Most cameras read DX codes with conduction sensors (i.e. pins that make contact and carry a small current), not optically. I have one I routinely fool into exposing bulk-loaded Tri-X at EI 1600 using a piece of aluminum foil. If the black coating on the cassette's DX area was thin, worn, or damaged, it's possible the sensor pins might have made contact where they were meant to read "open", causing the camera to misread the code. If you see this happening with a new roll, it's possible (assuming you can rewind the leader without pulling it back inside the cassette, or have a tool to retrieve the leader afterward) to unload and put tape over the black areas of the cassette and get a correct reading; it's also possible to *change* the DX code by scraping off black or putting tape over silver, in case you want/need to change the way your camera exposed a particular film.

Salvaging the ISO 100 film shot at 2500 is problematic -- that's 4 2/3 stops, and I'd be amazed if it was even possible to push APX 100 that far. Best you can do, if it's not possible to reshoot, is develop in the hottest soup you can find for as long as won't cause too much fog, and then try to save the images with high contrast printing or scanning. Yes, it'll be grainy, and there won't be anything in the shadows, and any bright highlights will be completely blocked up. Nothing's likely to change that...

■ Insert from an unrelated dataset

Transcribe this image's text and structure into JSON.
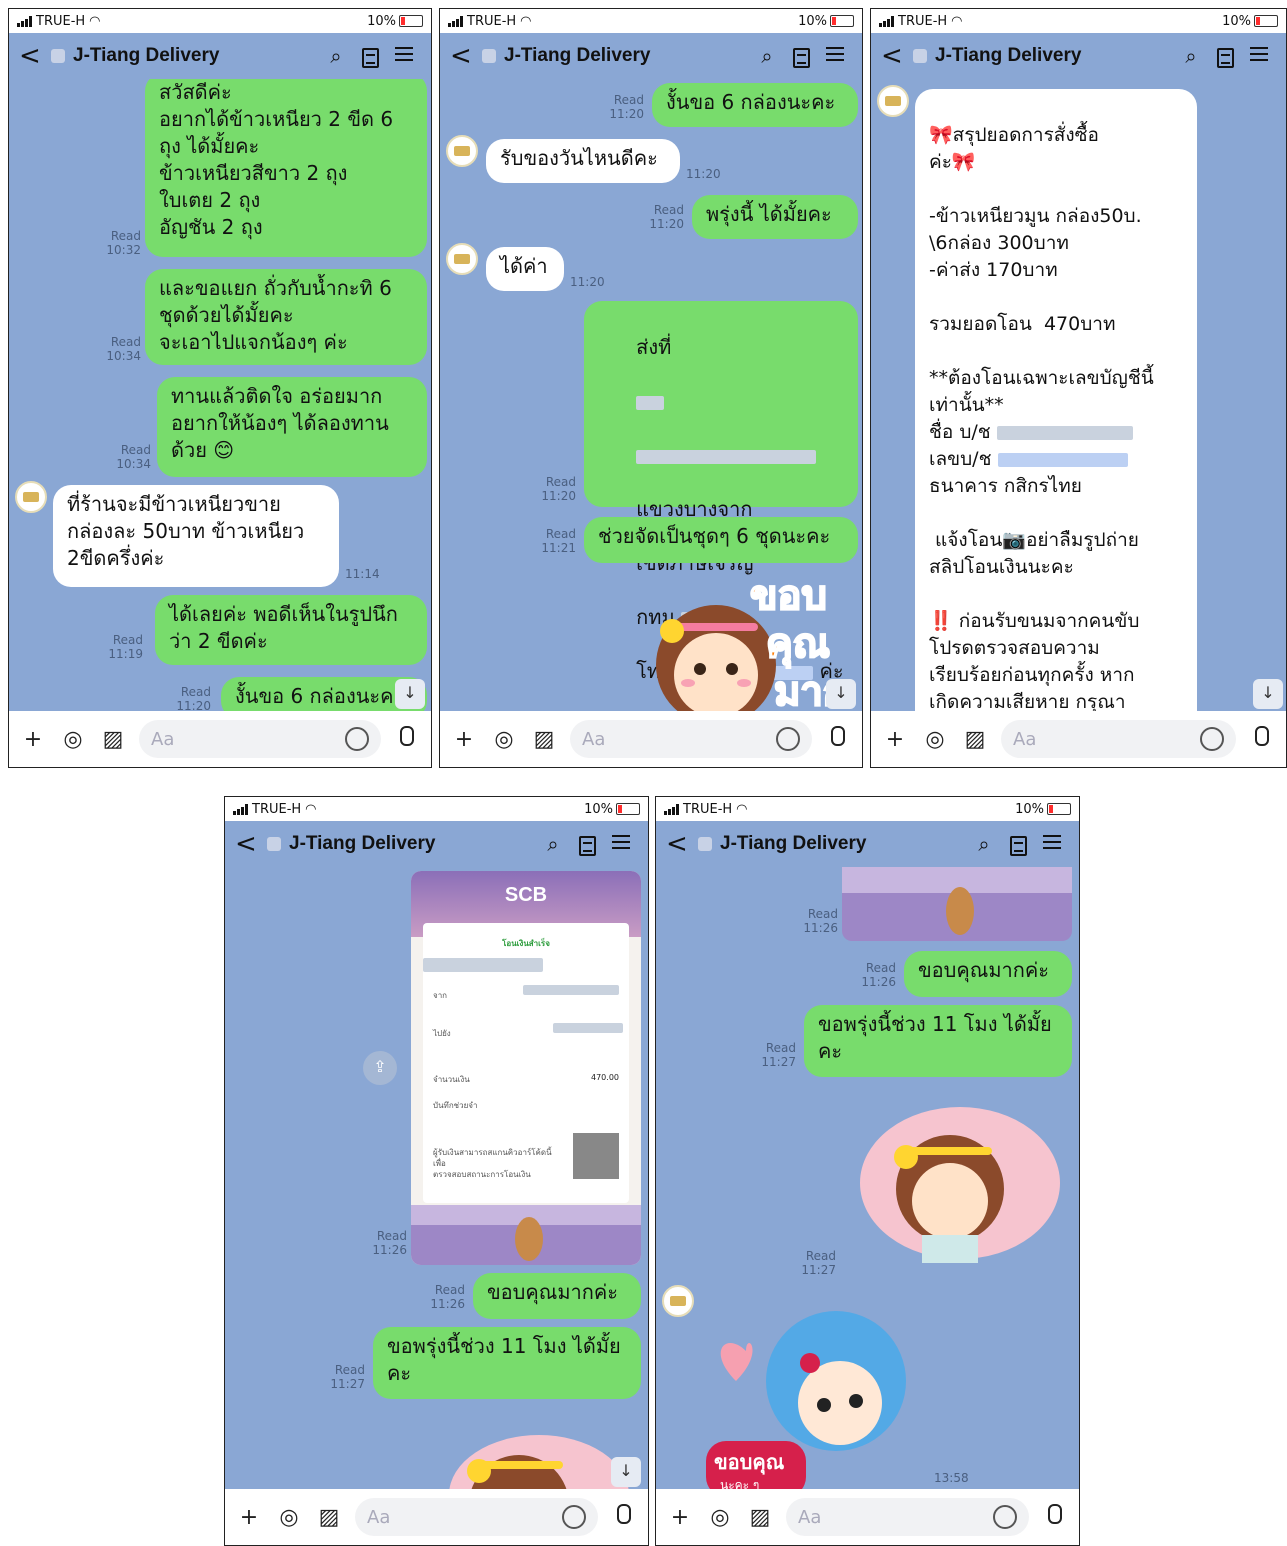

FWIW, I've pushed Tri-X almost this far (TXT 320, accidentally exposed through the base -- developed to EI 5000, to compensate for a real speed when backward in the holder of about EI 16, later reproduced with 35 mm Tri-X 400 as well) using a home-concocted developer made up from HC-110, Dektol, and a couple common household chemicals, but I'd be amazed if you can get APX 100 to push more than about three stops even with this Super Soup.